=== Begin Enclosure ===
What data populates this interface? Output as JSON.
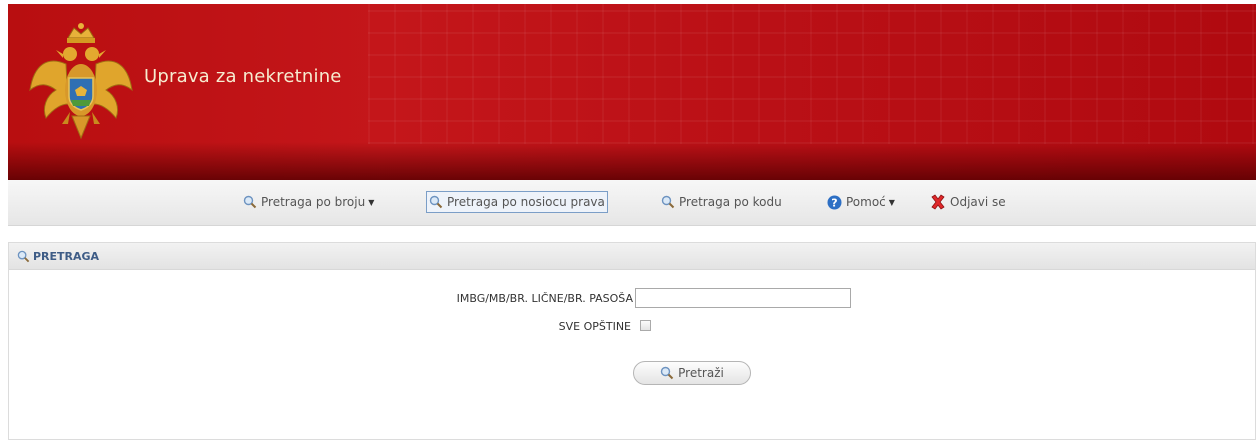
{
  "header": {
    "site_title": "Uprava za nekretnine",
    "emblem_icon": "montenegro-coat-of-arms-icon",
    "brand_color": "#c4161a"
  },
  "nav": {
    "items": [
      {
        "label": "Pretraga po broju",
        "icon": "magnifier-icon",
        "has_dropdown": true,
        "active": false
      },
      {
        "label": "Pretraga po nosiocu prava",
        "icon": "magnifier-icon",
        "has_dropdown": false,
        "active": true
      },
      {
        "label": "Pretraga po kodu",
        "icon": "magnifier-icon",
        "has_dropdown": false,
        "active": false
      },
      {
        "label": "Pomoć",
        "icon": "help-icon",
        "has_dropdown": true,
        "active": false
      },
      {
        "label": "Odjavi se",
        "icon": "logout-icon",
        "has_dropdown": false,
        "active": false
      }
    ]
  },
  "panel": {
    "title": "PRETRAGA",
    "id_label": "IMBG/MB/BR. LIČNE/BR. PASOŠA",
    "id_value": "",
    "all_municipalities_label": "SVE OPŠTINE",
    "all_municipalities_checked": false,
    "search_button": "Pretraži"
  }
}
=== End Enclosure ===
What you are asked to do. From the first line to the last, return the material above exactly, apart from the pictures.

Expected answer.
What data populates this interface? Output as JSON.
{
  "header": {
    "site_title": "Uprava za nekretnine",
    "emblem_icon": "montenegro-coat-of-arms-icon",
    "brand_color": "#c4161a"
  },
  "nav": {
    "items": [
      {
        "label": "Pretraga po broju",
        "icon": "magnifier-icon",
        "has_dropdown": true,
        "active": false
      },
      {
        "label": "Pretraga po nosiocu prava",
        "icon": "magnifier-icon",
        "has_dropdown": false,
        "active": true
      },
      {
        "label": "Pretraga po kodu",
        "icon": "magnifier-icon",
        "has_dropdown": false,
        "active": false
      },
      {
        "label": "Pomoć",
        "icon": "help-icon",
        "has_dropdown": true,
        "active": false
      },
      {
        "label": "Odjavi se",
        "icon": "logout-icon",
        "has_dropdown": false,
        "active": false
      }
    ]
  },
  "panel": {
    "title": "PRETRAGA",
    "id_label": "IMBG/MB/BR. LIČNE/BR. PASOŠA",
    "id_value": "",
    "all_municipalities_label": "SVE OPŠTINE",
    "all_municipalities_checked": false,
    "search_button": "Pretraži"
  }
}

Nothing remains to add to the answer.